Rising concern for the societal implications of artificial intelligence systems has inspired demands for greater transparency and accountability. However the datasets which empower machine learning are often used, shared and re-used with little visibility into the processes of deliberation which led to their creation. Which stakeholder groups had their perspectives included when the dataset was conceived? Which domain experts were consulted regarding how to model subgroups and other phenomena? How were questions of representational biases measured and addressed? Who labeled the data? In this paper, we introduce a rigorous framework for dataset development transparency which supports decision-making and accountability. The framework uses the cyclical, infrastructural and engineering nature of dataset development to draw on best practices from the software development lifecycle. Each stage of the data development lifecycle yields a set of documents that facilitate improved communication and decision-making, as well as drawing attention the value and necessity of careful data work. The proposed framework is intended to contribute to closing the accountability gap in artificial intelligence systems, by making visible the often overlooked work that goes into dataset creation.

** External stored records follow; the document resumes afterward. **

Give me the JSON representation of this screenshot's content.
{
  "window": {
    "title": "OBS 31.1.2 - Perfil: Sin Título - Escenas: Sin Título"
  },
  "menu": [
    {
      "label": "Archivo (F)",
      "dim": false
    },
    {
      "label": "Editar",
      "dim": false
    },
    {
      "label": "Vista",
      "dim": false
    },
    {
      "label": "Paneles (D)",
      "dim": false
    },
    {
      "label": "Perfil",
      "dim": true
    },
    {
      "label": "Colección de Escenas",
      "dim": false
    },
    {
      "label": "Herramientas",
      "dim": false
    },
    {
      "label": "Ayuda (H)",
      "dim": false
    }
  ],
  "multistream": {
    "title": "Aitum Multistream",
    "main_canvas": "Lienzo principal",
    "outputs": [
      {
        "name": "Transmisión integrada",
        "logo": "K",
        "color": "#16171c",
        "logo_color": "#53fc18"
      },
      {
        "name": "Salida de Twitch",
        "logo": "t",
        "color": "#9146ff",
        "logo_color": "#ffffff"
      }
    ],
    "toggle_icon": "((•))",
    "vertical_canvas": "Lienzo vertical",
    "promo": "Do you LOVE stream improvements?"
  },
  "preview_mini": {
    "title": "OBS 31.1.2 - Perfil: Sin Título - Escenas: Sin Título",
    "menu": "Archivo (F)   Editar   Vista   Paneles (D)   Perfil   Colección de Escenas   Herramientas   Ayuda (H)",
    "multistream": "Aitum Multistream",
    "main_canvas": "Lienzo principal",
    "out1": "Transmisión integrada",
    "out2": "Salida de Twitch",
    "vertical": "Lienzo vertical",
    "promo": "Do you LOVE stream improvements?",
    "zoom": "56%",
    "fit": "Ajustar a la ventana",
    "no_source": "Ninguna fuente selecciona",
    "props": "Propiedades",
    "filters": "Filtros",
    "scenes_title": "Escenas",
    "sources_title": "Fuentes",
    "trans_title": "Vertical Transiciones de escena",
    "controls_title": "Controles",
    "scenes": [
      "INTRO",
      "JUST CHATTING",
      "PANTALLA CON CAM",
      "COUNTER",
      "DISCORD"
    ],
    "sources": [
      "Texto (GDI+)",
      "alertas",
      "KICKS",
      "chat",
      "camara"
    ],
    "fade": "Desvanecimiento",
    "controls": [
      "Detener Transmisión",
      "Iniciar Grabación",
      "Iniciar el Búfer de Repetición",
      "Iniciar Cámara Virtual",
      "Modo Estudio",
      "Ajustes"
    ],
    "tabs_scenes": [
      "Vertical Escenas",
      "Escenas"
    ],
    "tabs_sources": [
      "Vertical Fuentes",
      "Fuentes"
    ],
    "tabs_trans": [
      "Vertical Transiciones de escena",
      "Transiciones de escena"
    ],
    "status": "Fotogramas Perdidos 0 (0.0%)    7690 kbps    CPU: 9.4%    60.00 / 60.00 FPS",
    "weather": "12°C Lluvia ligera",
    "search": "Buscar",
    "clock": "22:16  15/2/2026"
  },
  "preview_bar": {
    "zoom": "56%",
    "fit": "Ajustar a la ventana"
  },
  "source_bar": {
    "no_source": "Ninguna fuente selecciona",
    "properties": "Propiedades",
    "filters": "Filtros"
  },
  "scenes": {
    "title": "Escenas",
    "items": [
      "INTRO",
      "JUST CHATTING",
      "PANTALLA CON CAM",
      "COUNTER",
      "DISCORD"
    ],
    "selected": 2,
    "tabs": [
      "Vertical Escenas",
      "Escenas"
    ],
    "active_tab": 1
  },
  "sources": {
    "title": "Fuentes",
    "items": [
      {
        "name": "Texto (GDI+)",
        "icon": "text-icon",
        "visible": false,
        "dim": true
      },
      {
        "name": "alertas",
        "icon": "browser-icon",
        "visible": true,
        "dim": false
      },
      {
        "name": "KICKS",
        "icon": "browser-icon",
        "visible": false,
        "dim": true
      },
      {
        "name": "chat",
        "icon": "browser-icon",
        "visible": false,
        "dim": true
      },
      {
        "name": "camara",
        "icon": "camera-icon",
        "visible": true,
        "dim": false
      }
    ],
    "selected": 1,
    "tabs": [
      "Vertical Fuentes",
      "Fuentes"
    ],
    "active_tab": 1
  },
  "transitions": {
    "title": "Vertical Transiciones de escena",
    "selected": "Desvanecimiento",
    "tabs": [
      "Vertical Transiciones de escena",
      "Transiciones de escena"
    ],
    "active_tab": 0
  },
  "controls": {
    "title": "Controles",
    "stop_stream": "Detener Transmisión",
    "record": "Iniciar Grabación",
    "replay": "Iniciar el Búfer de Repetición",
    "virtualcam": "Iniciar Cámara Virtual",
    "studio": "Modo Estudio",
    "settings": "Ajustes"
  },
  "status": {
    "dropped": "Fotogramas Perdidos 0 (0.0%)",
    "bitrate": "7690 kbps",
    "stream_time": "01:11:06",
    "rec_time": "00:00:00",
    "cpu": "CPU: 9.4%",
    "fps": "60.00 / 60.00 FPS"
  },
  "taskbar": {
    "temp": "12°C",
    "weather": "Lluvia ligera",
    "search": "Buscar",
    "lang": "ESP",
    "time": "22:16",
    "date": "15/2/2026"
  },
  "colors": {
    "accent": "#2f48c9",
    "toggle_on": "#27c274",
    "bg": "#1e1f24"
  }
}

The ethical concept of fairness has recently been applied in machine learning (ML) settings to describe a wide range of constraints and objectives. When considering the relevance of ethical concepts to subset selection problems, the concepts of diversity and inclusion are additionally applicable in order to create outputs that account for social power and access differentials. We introduce metrics based on these concepts, which can be applied together, separately, and in tandem with additional fairness constraints. Results from human subject experiments lend support to the proposed criteria. Social choice methods can additionally be leveraged to aggregate and choose preferable sets, and we detail how these may be applied.
* AIES 2020: Proceedings of the AAAI/ACM Conference on AI, Ethics,